Like most colleges, Williams believes that families have a primary obligation in meeting the costs of undergraduate education and that the college’s financial resources should be used to assist students whose families cannot afford these costs. Therefore, the college normally does not acknowledge a student’s financial independence. Both parents, regardless of their marital or legal status, are expected to help with college costs according to their financial ability.
Williams determines parent contributions using a consistent evaluation of parents’ income and assets, including home equity, family size, number of siblings enrolled as undergraduates in college, and other factors, such as extended unemployment or unusual medical expenses. That gives us a picture of how much we can reasonably expect your parent(s) to contribute to the cost of your education, and how much we can expect you, the student, to contribute.
The college closely reviews applications involving divorced or separated parents, siblings attending lower cost undergraduate programs, enrolled as less than full-time undergraduate students, or enrolled in graduate programs. Financial aid eligibility is evaluated annually. So, changes in family circumstances from one year to the next may increase or lower the parent contribution.
You’ll need to inform our office of any significant changes in your family’s financial circumstances as they occur.
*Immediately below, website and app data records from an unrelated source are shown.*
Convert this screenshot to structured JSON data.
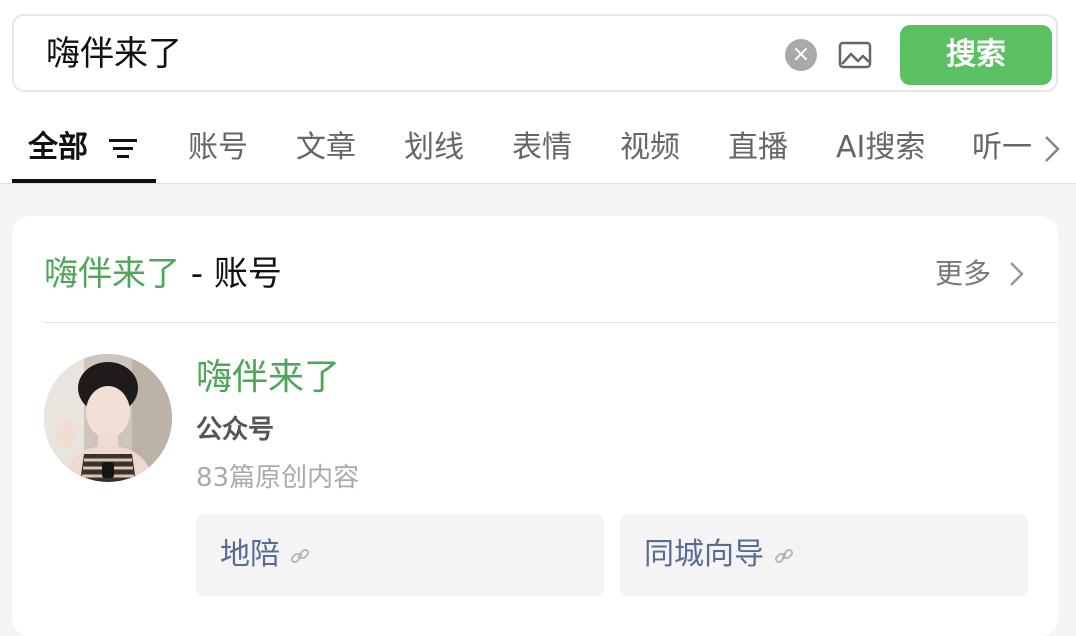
{
  "search": {
    "query": "嗨伴来了",
    "button_label": "搜索",
    "clear_icon": "close-circle-icon",
    "image_icon": "image-icon"
  },
  "tabs": [
    {
      "label": "全部",
      "active": true
    },
    {
      "label": "账号"
    },
    {
      "label": "文章"
    },
    {
      "label": "划线"
    },
    {
      "label": "表情"
    },
    {
      "label": "视频"
    },
    {
      "label": "直播"
    },
    {
      "label": "AI搜索"
    },
    {
      "label": "听一"
    }
  ],
  "account_section": {
    "title_highlight": "嗨伴来了",
    "title_rest": " - 账号",
    "more_label": "更多",
    "account": {
      "name": "嗨伴来了",
      "type": "公众号",
      "count_text": "83篇原创内容"
    },
    "links": [
      {
        "label": "地陪"
      },
      {
        "label": "同城向导"
      }
    ]
  },
  "colors": {
    "accent_green": "#5ac061",
    "highlight_green": "#4fa65a",
    "link_blue": "#576b95"
  }
}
These changes, or failure to report them, may impact your financial aid package in the current or upcoming academic year. You may report or update information in Section P of the CSS Financial Aid PROFILE or write to us directly.
Examples of significant changes include but are not limited to:
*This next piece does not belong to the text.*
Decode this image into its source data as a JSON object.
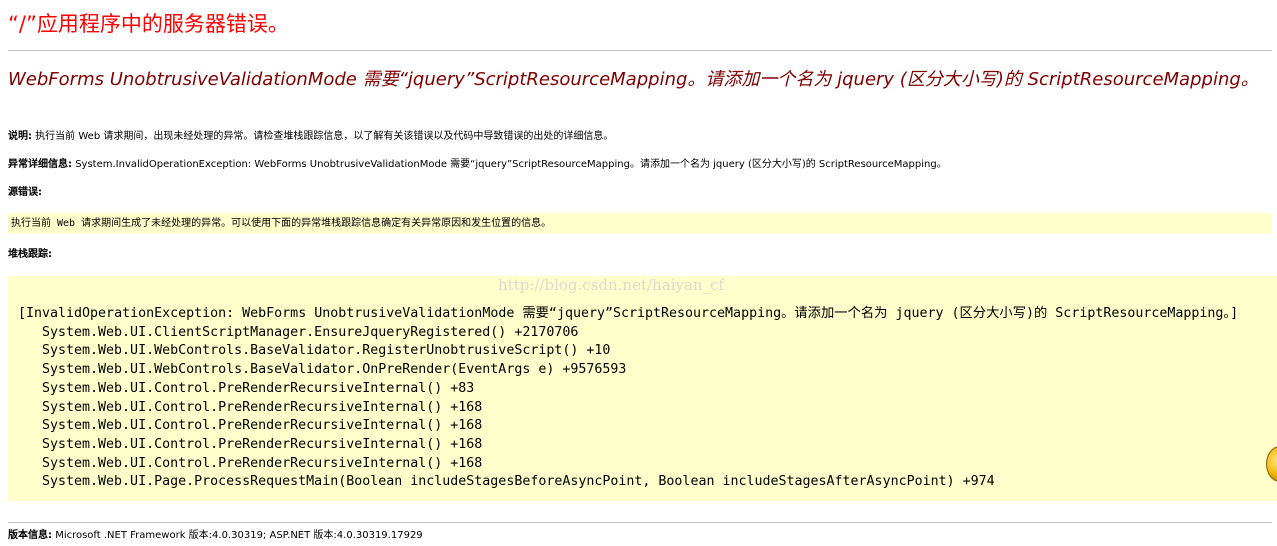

- an increase or decrease in income or assets of greater than $3,000
- changes in a sibling’s reported undergraduate school enrollment
- new or previously unreported outside scholarships
- parent’s retirement or loss of employment
You can estimate your expected family contribution using the Williams Net Price Calculator.
The college believes that students benefit from contributing financially to their Williams education. So we expect you to contribute in an important and meaningful way through your own assets, summer and campus earnings, and in some cases a student loan.
Expected Student Contributions
|Summer Earnings*||Campus Job||Student Loan|
|Class of 2019||$1,950||$2,700||$0-$4,000|
|Class of 2020||$1,950||$2,700||$0-$4,000|
|Class of 2021||$1,950||$2,700||$0-$4,000|
|Class of 2022**||$1,500||$2,250||$0-$4,000|
* These amounts are reduced for students with low parent contributions.
** Entering the college as first time attendees.
The student income contribution is one component of the expected family contribution (EFC). Williams calculates a standard expectation from students based on their class year; it does not use actual summer income data to compute these amounts. First-year students are perceived to have less earning power than returning students; hence, the college calculates a lower expectation from them.
If you will not earn your summer income contribution due to one of the following, you may apply for a one-time summer income reduction:
- Internship (on-campus internship/research or Mead, Mellon, Alumni, Williams Traveling Fellowship, and certain other competitive internships)
- Volunteer public service position
- Medical circumstance
- Williams course deficiency requiring summer make-up (first-years only and requires approval by the Registrar’s Office)
- Change in majors/field of study requiring summer study (sophomores & juniors only and requires approval by Dept. Chair and the Registrar’s Office)
Detailed information is provided in this information sheet. If you believe you are eligible for a reduction, complete the Summer Earnings Petition Form and submit it to our office by May 21, 2018, the last day of finals. You will be notified by June 15 if your petition has been approved or denied.